He did get some things right. About a newly separated military man being sort of a loner and wanderer. He also said later that in retrospect, he would have made Jack Reacher a senior enlisted man instead of an officer, as that was more accurate with reference to Reacher’s experience and skills.
Sometime in late 2009 or so I was asked to pre-read a play that had a military theme. The playwright had a couple misconceptions that I tried to correct and which he fought me on and finished by saying I didn’t know what I was talking about. One was he wanted to set his play during the Iraq War in 2002, to which I said we didn’t invade Iraq till 2003. So he said, that’s alright, I’ll change the setting to Afghanistan. His plot mainly dealt with tanks, and I told him we didn’t use tanks in the war in Afghanistan. He didn’t believe me. He also had a major scene taking place off base where all his main characters were drinking beer in a bar while wearing their uniforms. I told them that no one does that, once again he insisted I was wrong.
I could go on, as he was wrong on a number of other details too. But that just justifies my reasoning for writing this blog, the misunderstanding of life in the military.
If you want to learn more about writing a story using the Story Grid methodology, go to the Story Grid Webpage to find free videos and articles on how to implement the methodology.
These articles contain information about the 5 Commandments of Storytelling and the Editor’s 6 Core Questions from the book The Story Grid by Shawn Coyne. They also give details on obligatory scenes and conventions for specific genres, such as the thriller, love story, war story, crime story, and more.

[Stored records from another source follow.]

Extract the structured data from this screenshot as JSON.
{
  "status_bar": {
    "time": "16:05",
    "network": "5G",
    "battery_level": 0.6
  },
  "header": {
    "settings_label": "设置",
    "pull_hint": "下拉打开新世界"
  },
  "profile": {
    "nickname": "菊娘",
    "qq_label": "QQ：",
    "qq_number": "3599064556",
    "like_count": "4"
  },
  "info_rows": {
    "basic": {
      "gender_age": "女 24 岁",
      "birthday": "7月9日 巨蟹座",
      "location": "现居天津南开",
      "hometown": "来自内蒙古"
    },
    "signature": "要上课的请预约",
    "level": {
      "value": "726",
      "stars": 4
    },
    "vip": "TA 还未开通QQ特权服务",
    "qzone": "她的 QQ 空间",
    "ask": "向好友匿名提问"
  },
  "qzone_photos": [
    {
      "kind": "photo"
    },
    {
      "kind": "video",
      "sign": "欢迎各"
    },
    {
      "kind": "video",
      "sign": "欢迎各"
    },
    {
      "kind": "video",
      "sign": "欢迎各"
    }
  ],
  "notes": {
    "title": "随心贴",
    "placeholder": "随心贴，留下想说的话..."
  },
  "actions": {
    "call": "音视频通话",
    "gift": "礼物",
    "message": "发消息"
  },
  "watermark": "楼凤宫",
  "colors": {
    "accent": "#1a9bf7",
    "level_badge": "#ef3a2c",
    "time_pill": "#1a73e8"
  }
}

For an example of how these techniques are used, read Jane Austin’s The Pride and the Prejudice with annotations by Shawn Coyne.